## YOUR ASSIGNMENT
Every record here needs to be duplicated exactly.

## RECORDS SUPPLIED

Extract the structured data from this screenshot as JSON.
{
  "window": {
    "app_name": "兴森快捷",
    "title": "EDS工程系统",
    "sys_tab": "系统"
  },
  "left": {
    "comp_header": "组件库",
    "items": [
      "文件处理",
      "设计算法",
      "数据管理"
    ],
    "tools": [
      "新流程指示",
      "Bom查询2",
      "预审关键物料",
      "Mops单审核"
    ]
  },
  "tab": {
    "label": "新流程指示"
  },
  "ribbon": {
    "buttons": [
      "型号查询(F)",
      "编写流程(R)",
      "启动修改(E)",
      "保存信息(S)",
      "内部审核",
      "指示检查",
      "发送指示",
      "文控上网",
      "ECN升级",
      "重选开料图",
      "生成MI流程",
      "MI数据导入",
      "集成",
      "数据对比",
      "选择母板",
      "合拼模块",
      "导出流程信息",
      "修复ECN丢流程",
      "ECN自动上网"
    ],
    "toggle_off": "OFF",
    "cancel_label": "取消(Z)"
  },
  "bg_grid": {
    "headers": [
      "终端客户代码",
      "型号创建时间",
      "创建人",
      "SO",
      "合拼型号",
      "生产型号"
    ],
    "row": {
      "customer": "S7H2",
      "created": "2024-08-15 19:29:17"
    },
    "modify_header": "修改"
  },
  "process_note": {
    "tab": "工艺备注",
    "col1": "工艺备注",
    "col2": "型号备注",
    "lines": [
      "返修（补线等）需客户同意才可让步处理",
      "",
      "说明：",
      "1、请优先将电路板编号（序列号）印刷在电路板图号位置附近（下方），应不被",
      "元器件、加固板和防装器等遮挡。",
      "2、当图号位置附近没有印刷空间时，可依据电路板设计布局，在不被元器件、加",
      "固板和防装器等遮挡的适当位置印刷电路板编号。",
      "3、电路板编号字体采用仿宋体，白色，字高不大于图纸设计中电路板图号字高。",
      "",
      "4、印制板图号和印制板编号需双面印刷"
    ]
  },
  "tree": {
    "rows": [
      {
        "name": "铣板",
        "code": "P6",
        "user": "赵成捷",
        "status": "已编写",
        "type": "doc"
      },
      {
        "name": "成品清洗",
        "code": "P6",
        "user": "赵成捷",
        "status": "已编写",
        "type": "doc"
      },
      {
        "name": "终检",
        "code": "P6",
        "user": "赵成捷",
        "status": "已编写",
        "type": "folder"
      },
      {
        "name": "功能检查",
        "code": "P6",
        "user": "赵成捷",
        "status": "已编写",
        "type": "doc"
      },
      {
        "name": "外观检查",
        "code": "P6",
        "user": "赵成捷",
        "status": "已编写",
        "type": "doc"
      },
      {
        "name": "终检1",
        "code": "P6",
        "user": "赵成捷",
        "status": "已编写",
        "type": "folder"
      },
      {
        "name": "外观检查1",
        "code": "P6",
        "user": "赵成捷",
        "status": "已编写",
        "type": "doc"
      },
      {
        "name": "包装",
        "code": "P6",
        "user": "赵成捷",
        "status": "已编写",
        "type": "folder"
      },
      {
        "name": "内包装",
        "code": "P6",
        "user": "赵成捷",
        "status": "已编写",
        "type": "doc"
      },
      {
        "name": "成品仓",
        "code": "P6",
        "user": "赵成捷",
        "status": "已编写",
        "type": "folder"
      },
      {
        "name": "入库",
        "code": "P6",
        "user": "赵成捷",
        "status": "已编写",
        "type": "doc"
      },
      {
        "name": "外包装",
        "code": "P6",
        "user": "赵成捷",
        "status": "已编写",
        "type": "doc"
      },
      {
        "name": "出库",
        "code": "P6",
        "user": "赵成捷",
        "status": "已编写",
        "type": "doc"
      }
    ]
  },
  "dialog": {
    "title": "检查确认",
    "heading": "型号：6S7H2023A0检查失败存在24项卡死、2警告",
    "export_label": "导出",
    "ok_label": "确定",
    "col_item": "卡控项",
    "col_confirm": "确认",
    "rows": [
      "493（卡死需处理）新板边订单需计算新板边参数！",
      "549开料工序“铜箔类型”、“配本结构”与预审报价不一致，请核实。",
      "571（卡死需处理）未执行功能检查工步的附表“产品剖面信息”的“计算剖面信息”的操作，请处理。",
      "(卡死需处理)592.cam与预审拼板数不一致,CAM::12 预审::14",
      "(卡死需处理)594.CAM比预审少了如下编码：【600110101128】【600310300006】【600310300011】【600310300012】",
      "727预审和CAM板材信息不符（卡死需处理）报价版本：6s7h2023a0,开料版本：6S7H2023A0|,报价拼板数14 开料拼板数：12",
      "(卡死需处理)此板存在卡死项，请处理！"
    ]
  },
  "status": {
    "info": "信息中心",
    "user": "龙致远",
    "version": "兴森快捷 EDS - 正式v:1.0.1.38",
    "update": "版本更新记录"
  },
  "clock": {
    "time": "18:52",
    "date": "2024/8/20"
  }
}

## COMPLETED TASK
Extract the structured data from this screenshot as JSON.
{
  "window": {
    "app_name": "兴森快捷",
    "title": "EDS工程系统",
    "sys_tab": "系统"
  },
  "left": {
    "comp_header": "组件库",
    "items": [
      "文件处理",
      "设计算法",
      "数据管理"
    ],
    "tools": [
      "新流程指示",
      "Bom查询2",
      "预审关键物料",
      "Mops单审核"
    ]
  },
  "tab": {
    "label": "新流程指示"
  },
  "ribbon": {
    "buttons": [
      "型号查询(F)",
      "编写流程(R)",
      "启动修改(E)",
      "保存信息(S)",
      "内部审核",
      "指示检查",
      "发送指示",
      "文控上网",
      "ECN升级",
      "重选开料图",
      "生成MI流程",
      "MI数据导入",
      "集成",
      "数据对比",
      "选择母板",
      "合拼模块",
      "导出流程信息",
      "修复ECN丢流程",
      "ECN自动上网"
    ],
    "toggle_off": "OFF",
    "cancel_label": "取消(Z)"
  },
  "bg_grid": {
    "headers": [
      "终端客户代码",
      "型号创建时间",
      "创建人",
      "SO",
      "合拼型号",
      "生产型号"
    ],
    "row": {
      "customer": "S7H2",
      "created": "2024-08-15 19:29:17"
    },
    "modify_header": "修改"
  },
  "process_note": {
    "tab": "工艺备注",
    "col1": "工艺备注",
    "col2": "型号备注",
    "lines": [
      "返修（补线等）需客户同意才可让步处理",
      "",
      "说明：",
      "1、请优先将电路板编号（序列号）印刷在电路板图号位置附近（下方），应不被",
      "元器件、加固板和防装器等遮挡。",
      "2、当图号位置附近没有印刷空间时，可依据电路板设计布局，在不被元器件、加",
      "固板和防装器等遮挡的适当位置印刷电路板编号。",
      "3、电路板编号字体采用仿宋体，白色，字高不大于图纸设计中电路板图号字高。",
      "",
      "4、印制板图号和印制板编号需双面印刷"
    ]
  },
  "tree": {
    "rows": [
      {
        "name": "铣板",
        "code": "P6",
        "user": "赵成捷",
        "status": "已编写",
        "type": "doc"
      },
      {
        "name": "成品清洗",
        "code": "P6",
        "user": "赵成捷",
        "status": "已编写",
        "type": "doc"
      },
      {
        "name": "终检",
        "code": "P6",
        "user": "赵成捷",
        "status": "已编写",
        "type": "folder"
      },
      {
        "name": "功能检查",
        "code": "P6",
        "user": "赵成捷",
        "status": "已编写",
        "type": "doc"
      },
      {
        "name": "外观检查",
        "code": "P6",
        "user": "赵成捷",
        "status": "已编写",
        "type": "doc"
      },
      {
        "name": "终检1",
        "code": "P6",
        "user": "赵成捷",
        "status": "已编写",
        "type": "folder"
      },
      {
        "name": "外观检查1",
        "code": "P6",
        "user": "赵成捷",
        "status": "已编写",
        "type": "doc"
      },
      {
        "name": "包装",
        "code": "P6",
        "user": "赵成捷",
        "status": "已编写",
        "type": "folder"
      },
      {
        "name": "内包装",
        "code": "P6",
        "user": "赵成捷",
        "status": "已编写",
        "type": "doc"
      },
      {
        "name": "成品仓",
        "code": "P6",
        "user": "赵成捷",
        "status": "已编写",
        "type": "folder"
      },
      {
        "name": "入库",
        "code": "P6",
        "user": "赵成捷",
        "status": "已编写",
        "type": "doc"
      },
      {
        "name": "外包装",
        "code": "P6",
        "user": "赵成捷",
        "status": "已编写",
        "type": "doc"
      },
      {
        "name": "出库",
        "code": "P6",
        "user": "赵成捷",
        "status": "已编写",
        "type": "doc"
      }
    ]
  },
  "dialog": {
    "title": "检查确认",
    "heading": "型号：6S7H2023A0检查失败存在24项卡死、2警告",
    "export_label": "导出",
    "ok_label": "确定",
    "col_item": "卡控项",
    "col_confirm": "确认",
    "rows": [
      "493（卡死需处理）新板边订单需计算新板边参数！",
      "549开料工序“铜箔类型”、“配本结构”与预审报价不一致，请核实。",
      "571（卡死需处理）未执行功能检查工步的附表“产品剖面信息”的“计算剖面信息”的操作，请处理。",
      "(卡死需处理)592.cam与预审拼板数不一致,CAM::12 预审::14",
      "(卡死需处理)594.CAM比预审少了如下编码：【600110101128】【600310300006】【600310300011】【600310300012】",
      "727预审和CAM板材信息不符（卡死需处理）报价版本：6s7h2023a0,开料版本：6S7H2023A0|,报价拼板数14 开料拼板数：12",
      "(卡死需处理)此板存在卡死项，请处理！"
    ]
  },
  "status": {
    "info": "信息中心",
    "user": "龙致远",
    "version": "兴森快捷 EDS - 正式v:1.0.1.38",
    "update": "版本更新记录"
  },
  "clock": {
    "time": "18:52",
    "date": "2024/8/20"
  }
}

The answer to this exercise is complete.